  1. Replacing the scenerity, heart on its sleave tone of the original is a jokey, self-referential vibe that is overdone and becomes hard to take. At points, the humor is shockingly bad, encroaching on Epic Movie levels, where the “joke” is just a reference to another movie that came out several years or decades ago. This wink-wink, nudge-nudge style of self-awareness that lets the audience know that the actors and filmmaking crew is in on the joke is awful and at times threatens to derail the film entirely and seems condescending to lovers of the genre. True fans know that absurdity is not a crime in films like these, and it always works better when not announced right before hand. Watch Commando again if you don’t believe me.
  2. Chuck Norris shows up for around 5 minutes—which is entirely too long in my opinion. I’ve never been a fan of the bearded one; he was always much too stiff and lacked any type of personality for me to remain invested in his celluloid misadventures—Code of Honor, Silent Rage, and Lone Wolf McQuade not withstanding. Chuck got a ton of mileage out of his fight with Bruce Lee in The Way of the Dragon—and I will give credit where credit is due—he held his own before Bruce’s blistering speed and stunning narcissism led to victory, but that was 40 years ago. It’s hard to hide 72 years of age in an action movie, and even though he’s game, he doesn’t pull it off. And why in God’s name does the theme from The Good, the Bad & the Ugly play every time his character shows up? That’s not doing him any favors, reminding me of a hall of fame badass like Clint.
  3. Arnold Schwarzenegger’s Trench has an expanded role as well, even though referring to what he does here as a “role” is far too kind. Cipher would be more accurate, although I’m not quite sure we have a word in the English language that would best describe what he is called on to do here. His performance exists entirely in the “wink-wink, nudge-nudge” universe that I mentioned above, and it hurt the very fabric of my being. In fact, a majority of what he says makes no sense whatsoever when taken in context with the action unfolding on the screen, and it gets so bad that it threatens to stop the film cold on every occasion he opens his mouth. That being said, I look forward to The Last Stand and still believe that “The Austrian Oak” has something to contribute to the genre I hold so dear. Unfortunately for us, this performance isn’t it.
  4. What is the point of casting Scott Adkins and then botching the dude’s fight with Statham? He’s the one unquantifiable element in the film for most audiences, so why not blow their doors off by allowing him to demonstrate why it was decided to cast him in the first place? Some quick research shows that their fight was shot in one day and without rehearsal time. It shows. Its not as good as it needs to be, shot too dark and too close, minimizing the impact of the vicious kicks he can seemingly dole out at the drop of a hat. At least he has a bit of character to play with and has a killer death (see what I did there?), even if it is cribbed from another classic film.

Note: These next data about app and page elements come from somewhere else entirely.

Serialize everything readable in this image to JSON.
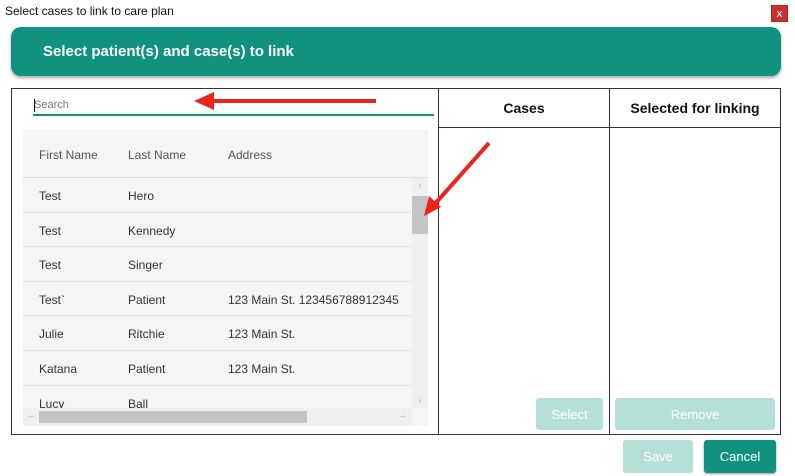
{
  "window": {
    "title": "Select cases to link to care plan",
    "close_label": "x"
  },
  "banner": {
    "title": "Select patient(s) and case(s) to link"
  },
  "search": {
    "placeholder": "Search"
  },
  "grid": {
    "columns": [
      "First Name",
      "Last Name",
      "Address"
    ],
    "rows": [
      {
        "first": "Test",
        "last": "Hero",
        "address": ""
      },
      {
        "first": "Test",
        "last": "Kennedy",
        "address": ""
      },
      {
        "first": "Test",
        "last": "Singer",
        "address": ""
      },
      {
        "first": "Test`",
        "last": "Patient",
        "address": "123 Main St. 123456788912345"
      },
      {
        "first": "Julie",
        "last": "Ritchie",
        "address": "123 Main St."
      },
      {
        "first": "Katana",
        "last": "Patient",
        "address": "123 Main St."
      },
      {
        "first": "Lucy",
        "last": "Ball",
        "address": ""
      }
    ]
  },
  "cases": {
    "header": "Cases",
    "select_label": "Select"
  },
  "selected": {
    "header": "Selected for linking",
    "remove_label": "Remove"
  },
  "footer": {
    "save_label": "Save",
    "cancel_label": "Cancel"
  },
  "annotations": {
    "arrow_color": "#e8251f"
  },
  "colors": {
    "accent": "#10927f",
    "accent_disabled": "#b5e0d8"
  }
}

All in all, The Expendables 2 is a sizeable step in the right direction and an enjoyable night out for any action movie buff. The follow-up effort seems more streamlined, and while it’s not a particularly smart film, it delivers on the promise of action cinema that is built around aging stars coming together to relive their glory years. While it’s not the best action flick of the year—that designation would belong to The Raid—its got some balls on it, and maybe if they had added a bit of subtext, where the action is allowed to serve both theme and character, it would have reached the level of greatness that it undoubtedly wished to achieve.


*Those who know me well also know that this version still comes out a fair amount. Maybe too much, one could argue. But I just think they’re jealous.

** A plot device in the form of some goal, desired object, or other motivator that the protagonist (and sometimes the antagonist) is willing to do and sacrifice almost anything to pursue, often with little or no narrative explanation as to why it is considered so desirable.